  • I had the worst time with this recipe. I couldn’t get the dough to hold together; it was too soft to roll out even after throwing it in the freezer for five minutes to help it set up. There was some very unladylike cursing and general railing about the folks at Southern Living and whether or not they even bother to try their own recipes before endorsing them. I finally ended up adding extra flour, and everything was peachy, though I sill planned a scathing review…¬†then I realized that I made a teeny tiny error when putting these cookies together. And by teeny tiny, I mean I accidentally doubled the amount of butter called for.
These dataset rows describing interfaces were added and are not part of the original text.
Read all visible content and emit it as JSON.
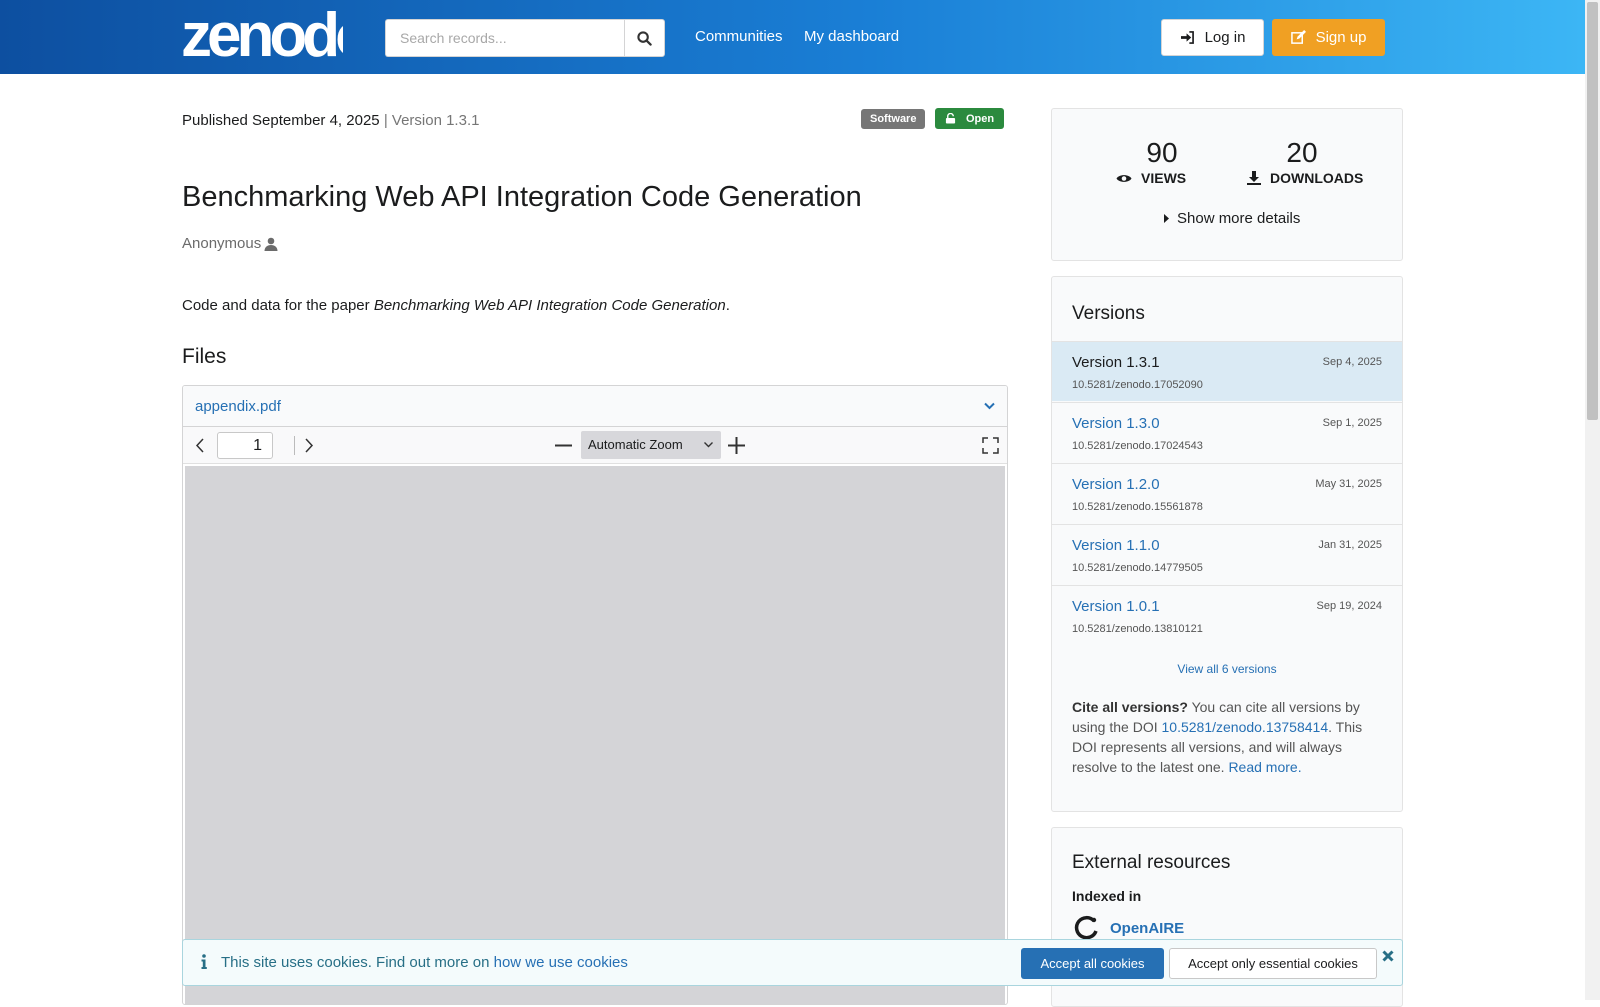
{
  "header": {
    "logo_text": "zenodo",
    "search_placeholder": "Search records...",
    "nav": [
      "Communities",
      "My dashboard"
    ],
    "login_label": "Log in",
    "signup_label": "Sign up"
  },
  "record": {
    "published_label": "Published September 4, 2025",
    "separator": "|",
    "version_label": "Version 1.3.1",
    "badge_type": "Software",
    "badge_access": "Open",
    "title": "Benchmarking Web API Integration Code Generation",
    "author": "Anonymous",
    "description_prefix": "Code and data for the paper ",
    "description_italic": "Benchmarking Web API Integration Code Generation",
    "description_suffix": "."
  },
  "files": {
    "heading": "Files",
    "filename": "appendix.pdf",
    "page_number": "1",
    "zoom_label": "Automatic Zoom"
  },
  "stats": {
    "views": "90",
    "views_label": "VIEWS",
    "downloads": "20",
    "downloads_label": "DOWNLOADS",
    "show_more": "Show more details"
  },
  "versions": {
    "heading": "Versions",
    "items": [
      {
        "name": "Version 1.3.1",
        "date": "Sep 4, 2025",
        "doi": "10.5281/zenodo.17052090",
        "active": true
      },
      {
        "name": "Version 1.3.0",
        "date": "Sep 1, 2025",
        "doi": "10.5281/zenodo.17024543",
        "active": false
      },
      {
        "name": "Version 1.2.0",
        "date": "May 31, 2025",
        "doi": "10.5281/zenodo.15561878",
        "active": false
      },
      {
        "name": "Version 1.1.0",
        "date": "Jan 31, 2025",
        "doi": "10.5281/zenodo.14779505",
        "active": false
      },
      {
        "name": "Version 1.0.1",
        "date": "Sep 19, 2024",
        "doi": "10.5281/zenodo.13810121",
        "active": false
      }
    ],
    "view_all": "View all 6 versions",
    "cite_bold": "Cite all versions?",
    "cite_text_1": " You can cite all versions by using the DOI ",
    "cite_doi": "10.5281/zenodo.13758414",
    "cite_text_2": ". This DOI represents all versions, and will always resolve to the latest one. ",
    "read_more": "Read more."
  },
  "external": {
    "heading": "External resources",
    "indexed_in": "Indexed in",
    "openaire": "OpenAIRE"
  },
  "cookie": {
    "text": "This site uses cookies. Find out more on ",
    "link": "how we use cookies",
    "accept_all": "Accept all cookies",
    "accept_essential": "Accept only essential cookies"
  },
  "colors": {
    "accent_blue": "#2670b4",
    "signup_orange": "#f0a023",
    "open_green": "#2b8a3e",
    "active_version_bg": "#daeaf4"
  }
}
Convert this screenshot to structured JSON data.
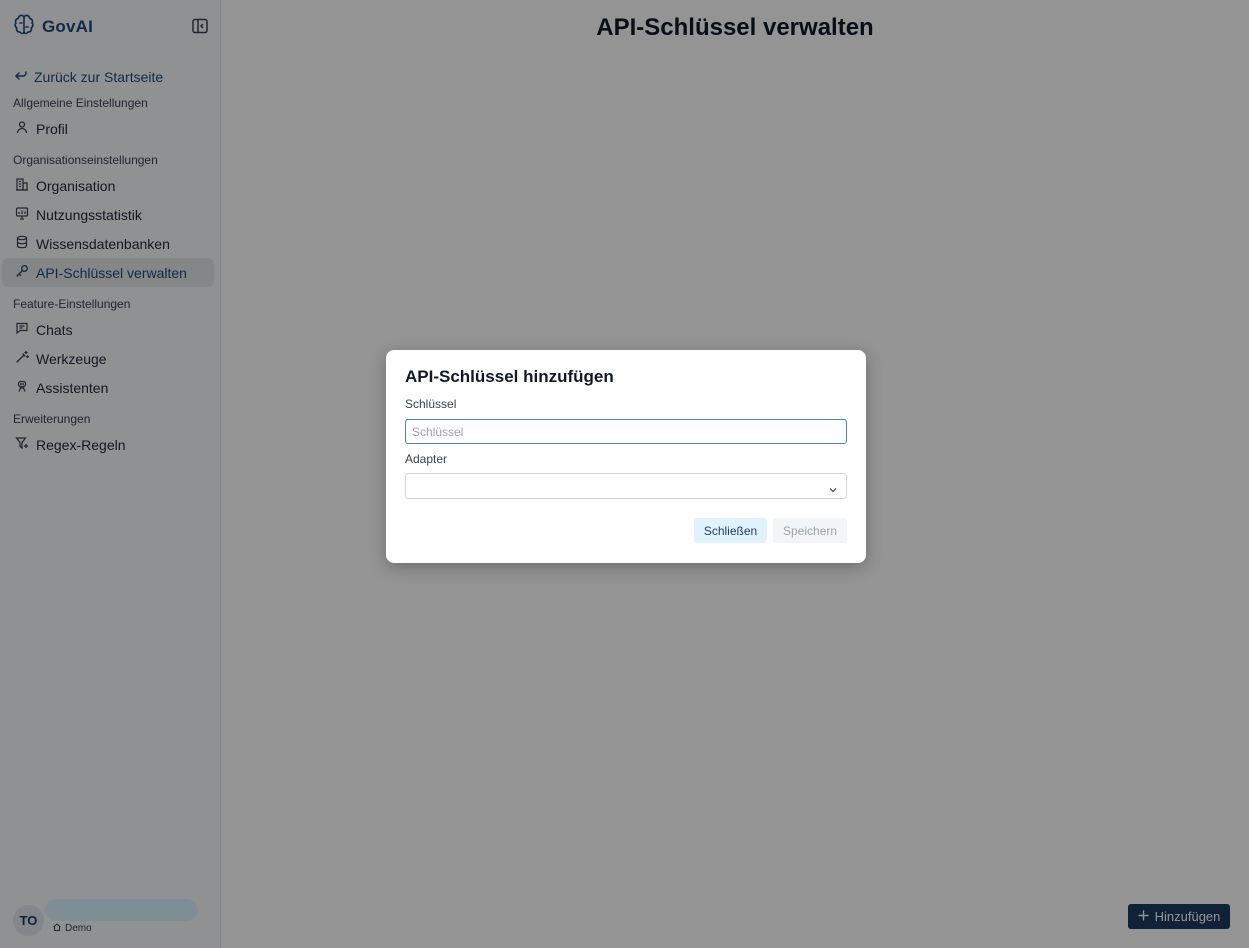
{
  "app": {
    "name": "GovAI"
  },
  "sidebar": {
    "back_label": "Zurück zur Startseite",
    "sections": [
      {
        "label": "Allgemeine Einstellungen"
      },
      {
        "label": "Organisationseinstellungen"
      },
      {
        "label": "Feature-Einstellungen"
      },
      {
        "label": "Erweiterungen"
      }
    ],
    "items": [
      {
        "label": "Profil",
        "icon": "user-icon"
      },
      {
        "label": "Organisation",
        "icon": "building-icon"
      },
      {
        "label": "Nutzungsstatistik",
        "icon": "presentation-chart-icon"
      },
      {
        "label": "Wissensdatenbanken",
        "icon": "database-icon"
      },
      {
        "label": "API-Schlüssel verwalten",
        "icon": "key-icon",
        "active": true
      },
      {
        "label": "Chats",
        "icon": "message-icon"
      },
      {
        "label": "Werkzeuge",
        "icon": "wand-icon"
      },
      {
        "label": "Assistenten",
        "icon": "robot-icon"
      },
      {
        "label": "Regex-Regeln",
        "icon": "filter-icon"
      }
    ]
  },
  "user": {
    "initials": "TO",
    "org": "Demo"
  },
  "main": {
    "title": "API-Schlüssel verwalten",
    "add_button": "Hinzufügen"
  },
  "modal": {
    "title": "API-Schlüssel hinzufügen",
    "key_label": "Schlüssel",
    "key_placeholder": "Schlüssel",
    "key_value": "",
    "adapter_label": "Adapter",
    "adapter_value": "",
    "close_button": "Schließen",
    "save_button": "Speichern"
  },
  "colors": {
    "brand": "#1e4a7c",
    "primary_button": "#1e3a5f",
    "secondary_button": "#e0f2fe",
    "overlay": "rgba(0,0,0,0.42)"
  }
}
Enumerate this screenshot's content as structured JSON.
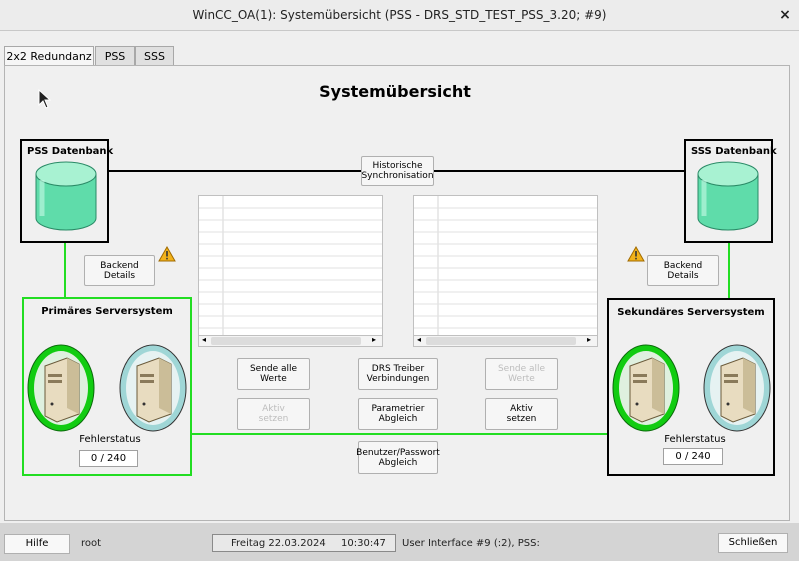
{
  "window": {
    "title": "WinCC_OA(1): Systemübersicht (PSS - DRS_STD_TEST_PSS_3.20; #9)",
    "close_glyph": "×"
  },
  "tabs": [
    {
      "label": "2x2 Redundanz",
      "active": true
    },
    {
      "label": "PSS",
      "active": false
    },
    {
      "label": "SSS",
      "active": false
    }
  ],
  "page_title": "Systemübersicht",
  "pss_db": {
    "title": "PSS Datenbank"
  },
  "sss_db": {
    "title": "SSS Datenbank"
  },
  "buttons": {
    "historische": "Historische\nSynchronisation",
    "backend_left": "Backend\nDetails",
    "backend_right": "Backend\nDetails",
    "sende_left": "Sende alle\nWerte",
    "drs_treiber": "DRS Treiber\nVerbindungen",
    "sende_right": "Sende alle\nWerte",
    "aktiv_left": "Aktiv\nsetzen",
    "parametrier": "Parametrier\nAbgleich",
    "aktiv_right": "Aktiv\nsetzen",
    "benutzer": "Benutzer/Passwort\nAbgleich"
  },
  "primary": {
    "title": "Primäres Serversystem",
    "fehler_label": "Fehlerstatus",
    "fehler_value": "0 / 240"
  },
  "secondary": {
    "title": "Sekundäres Serversystem",
    "fehler_label": "Fehlerstatus",
    "fehler_value": "0 / 240"
  },
  "statusbar": {
    "hilfe": "Hilfe",
    "user": "root",
    "date": "Freitag 22.03.2024",
    "time": "10:30:47",
    "info": "User Interface #9 (:2), PSS:",
    "schliessen": "Schließen"
  },
  "colors": {
    "green_link": "#22dd22",
    "db_cylinder": "#7eeac0",
    "server_active_ring": "#11cc11",
    "server_passive_ring": "#9fd6d6",
    "warning": "#f2b21a"
  },
  "icons": {
    "warning": "warning-icon",
    "database": "database-icon",
    "server": "server-icon",
    "cursor": "mouse-cursor-icon"
  }
}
So yeah, it was all on me, and I am really glad I didn’t write anything unkind before I figured out my mistake.
  • The only real criticism I have for the final product is that it is really sweet. The cookies are pretty sweet on their own, and adding the icing just takes it a little too far for me. After rolling it around in my mind a bit, I think I’ll probably trade the the icing for a dark chocolate drizzle or dipping the cookies in dark chocolate next time I make them.

Lemon Blueberry Bread

Some days I really love Pinterest. It’s perfect for getting any vague half formed creative ideas to actualization. ¬†That was the situation I found myself in this weekend, I found¬†this recipe while I was idly surfing Pinterest for recipes to use up the left over fruit in the fridge.

Lemon

Ingredients:

  • 1 and 1/2 cups all-purpose flour
  • 1 teaspoon baking powder
  • 1 teaspoon salt
  • 1/3 cup unsalted butter, melted
  • 1 cup sugar
  • 2 eggs
  • 1/2 teaspoon vanilla extract
  • 2 teaspoons fresh¬†grated lemon zest
  • 2 Tablespoons fresh lemon juice
  • 1/2 cup milk
  • 1 cup fresh or frozen blueberries (I used fresh)
  • 1 Tablespoons all-purpose flour

Lemon glaze

  • 2 Tablespons butter, melted
  • 1/2 cup powdered sugar
  • 2 Tablespoons fresh lemon juice
  • 1/2 teaspoon vanilla extract

Directions:

  1. ¬†Preheat oven to 350*F and line a 9″x 5″ loaf pan with parchment paper (or lightly grease with butter).
  2. In a medium bowl, whisk the flour, baking powder and salt, and set aside.
  3. In the bowl of an electric mixer, blend together the melted butter, sugar, eggs, vanilla, lemon zest and lemon juice.  Mix until well combined.
  4. While slowly mixing, add flour mixture and milk in two batches (some flour, then some milk, then the rest of the flour and the rest of the milk). ¬†Stop mixing as soon as it’s just combined.
  5. Rinse off the blueberries (if using fresh) so they have just a bit of moisture on them, then, in a small bowl toss the blueberries and 1 T. flour.  This flour coating will help prevent the blueberries from sinking to the bottom of your loaf while baking.
  6. Add the flour coated berries to the batter and gently but quickly stir, by hand, to combine.
  7. Immediately pour batter into prepared pan and bake for 55-65 minutes, or until a toothpick inserted in the center of the loaf comes out clean. ¬†Cool bread in the pan for about 30 minutes, then move to a wire cooling rack with a baking sheet below (to catch the glaze you’re about to add).
  8. Prepare glaze by simply whisking together the melted butter, powdered sugar, lemon juice and vanilla, then pour glaze over the loaf.  Allow to set a few minutes, then enjoy!

Notes:

  • Now let me start out by saying that this is a pretty good recipe. However, I thought that this was going to be a little more cake and a little less bread. Completely my fault, but a little disappointing none the less. Now that being said, Andy inhaled half the loaf within three hours of me taking it out of the oven.
  • This is very much a bread you have to be very careful not to over mix your batter; a few gentle folds and leave it alone the second it comes together. I gave it a few turns too many, and after it baked, I could tell.
  • The only other thing I wanted to comment on was the note in the recipe that said the icing shouldn’t be applied to the bread until the day it was to be served. Seeing how it set up overnight I get the recommendation, but if your house is anything like mine, there is a strong likelihood that it won’t all get eaten in a single day. Was the icing better on the first day? Absolutely, but it was still perfectly good the day after.¬†